How the new Canadian government could help you pay down debtOct 28, 2015
The votes have been counted, the campaign ads have gone off the air, and Canada now finds itself with a new majority government for the next four years. While household debt wasn’t a major topic of discussionduring the election, there were some proposals in the Liberal Party platform that, if they’re implemented, could potentially help Canadians manage their finances and pay down debt.
Less tax for the middle class
One of the main policies in the Liberal electoral platform was a tax cut for Canadians earning between $45,000 and $90,000 a year, which means you could add an additional $670 into your annual budget after it takes effect. This is said to be one of the new government’s top priorities. On the campaign trail, the newly-elected prime minister stated it would be his government’s very first bill in Parliament.
Enhanced pension income for seniors
Under the new government, the previously proposed increase of the eligibility age for Old Age Security from 65 to 67 years old would be scrapped, which would put up to $13,670 back into the pockets of lower-income Canadians over two years in retirement.

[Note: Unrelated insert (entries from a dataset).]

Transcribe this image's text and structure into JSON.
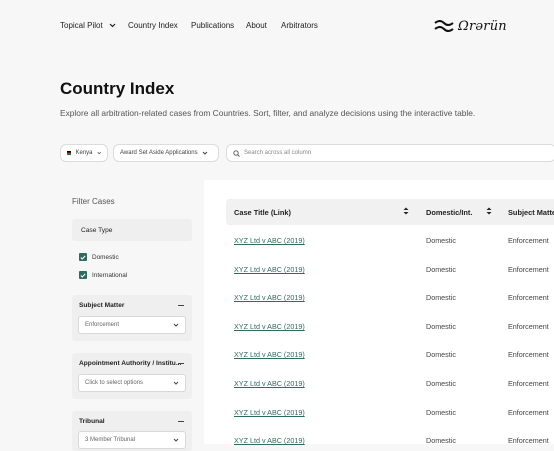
{
  "nav": {
    "items": [
      "Topical Pilot",
      "Country Index",
      "Publications",
      "About",
      "Arbitrators"
    ],
    "logo_text": "Ωrǝrün"
  },
  "page": {
    "title": "Country Index",
    "subtitle": "Explore all arbitration-related cases from Countries. Sort, filter, and analyze decisions using the interactive table."
  },
  "toolbar": {
    "country": "Kenya",
    "case_type_filter": "Award Set Aside Applications",
    "search_placeholder": "Search across all column"
  },
  "filters": {
    "title": "Filter Cases",
    "case_type": {
      "label": "Case Type",
      "options": [
        "Domestic",
        "International"
      ]
    },
    "subject_matter": {
      "label": "Subject Matter",
      "value": "Enforcement"
    },
    "appointment": {
      "label": "Appointment Authority / Institu...",
      "placeholder": "Click to select options"
    },
    "tribunal": {
      "label": "Tribunal",
      "value": "3 Member Tribunal"
    }
  },
  "table": {
    "columns": [
      "Case Title (Link)",
      "Domestic/Int.",
      "Subject Matte"
    ],
    "rows": [
      [
        "XYZ Ltd v ABC (2019)",
        "Domestic",
        "Enforcement"
      ],
      [
        "XYZ Ltd v ABC (2019)",
        "Domestic",
        "Enforcement"
      ],
      [
        "XYZ Ltd v ABC (2019)",
        "Domestic",
        "Enforcement"
      ],
      [
        "XYZ Ltd v ABC (2019)",
        "Domestic",
        "Enforcement"
      ],
      [
        "XYZ Ltd v ABC (2019)",
        "Domestic",
        "Enforcement"
      ],
      [
        "XYZ Ltd v ABC (2019)",
        "Domestic",
        "Enforcement"
      ],
      [
        "XYZ Ltd v ABC (2019)",
        "Domestic",
        "Enforcement"
      ],
      [
        "XYZ Ltd v ABC (2019)",
        "Domestic",
        "Enforcement"
      ]
    ]
  },
  "colors": {
    "accent": "#2f6b5e",
    "background": "#f7f7f7"
  }
}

This would largely benefit younger baby boomers and the older members of Generation X, who would have seen the eligibility age increase by 2023. In Ontario, the recently proposed ORPP pension plan could potentially be jettisoned if the federal government follows through on proposals to enhance the Canada Pension Plan for all Canadians.

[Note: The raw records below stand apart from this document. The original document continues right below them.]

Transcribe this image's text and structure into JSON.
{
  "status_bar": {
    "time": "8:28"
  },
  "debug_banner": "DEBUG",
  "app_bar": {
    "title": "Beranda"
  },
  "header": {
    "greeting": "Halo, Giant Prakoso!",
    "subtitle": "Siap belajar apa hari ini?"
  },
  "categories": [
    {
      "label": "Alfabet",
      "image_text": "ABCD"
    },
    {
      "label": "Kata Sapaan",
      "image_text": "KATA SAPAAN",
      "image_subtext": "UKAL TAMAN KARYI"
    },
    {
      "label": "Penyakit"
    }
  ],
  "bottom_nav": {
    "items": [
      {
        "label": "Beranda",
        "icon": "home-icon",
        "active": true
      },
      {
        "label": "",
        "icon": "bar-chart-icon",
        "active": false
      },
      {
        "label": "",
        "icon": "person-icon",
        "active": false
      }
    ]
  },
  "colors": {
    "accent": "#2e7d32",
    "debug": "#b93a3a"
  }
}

More opportunities to tap RRSPs for homebuyers
Currently, under the Home Buyer’s Plan, Canadians can withdraw up to $25,000 from their RRSP in order to purchase their first home—helping them make a larger down payment to reduce their mortgage debt. During the campaign, the new government said it would allow Canadians to tap their RRSPs for home purchasesunder additional scenarios, including moving for work, the death of a spouse, or to take care of an elderly relative. They have also proposed tax breaks to developers of new rental apartment buildings, offering some incentive to address the high cost of rental housing.
Interest-free student loans for low-income grads
In a measure directly addressed at reducing student loan debt for future grads, the Liberal electoral platform included an exemption on payments and interest on federal student loans until graduates earn at least $25,000 per year. This would certainly help out many students and recent graduates today who struggle to find work in their field after earning their degrees.
Is an interest-rate increase imminent?
On the flipside, several economists are suggesting that interest rates might rise sooner than previously expected as the new government has promised to boost the economy through increased infrastructure spending. The need for the government to borrow money for these programs could increase the cost of borrowing, and potentially put pressure on Canadian consumers who’ve already racked up record levels of household debt. We’ve said it before, but it bears repeating: it’s time to stress test your budget to see what impact higher interest rates could have on your debt.
In this election, Canadians voted for change, with an increased national voter turnout of 68 per cent electing the first new government in 10 years. Change doesn’t occur overnight—none of these campaign promises have taken effect yet, as the new government won’t even be sworn in until November 4. But it’s still worth noting how new policies could affect Canadians’ finances, and to take a look at potential added opportunities to pay down debt over the next four years.
How would a future tax break affect your budget? Share your thoughts with BDO by joining the conversation on Twitter using #LetsTalkDebt #BDOdebtrelief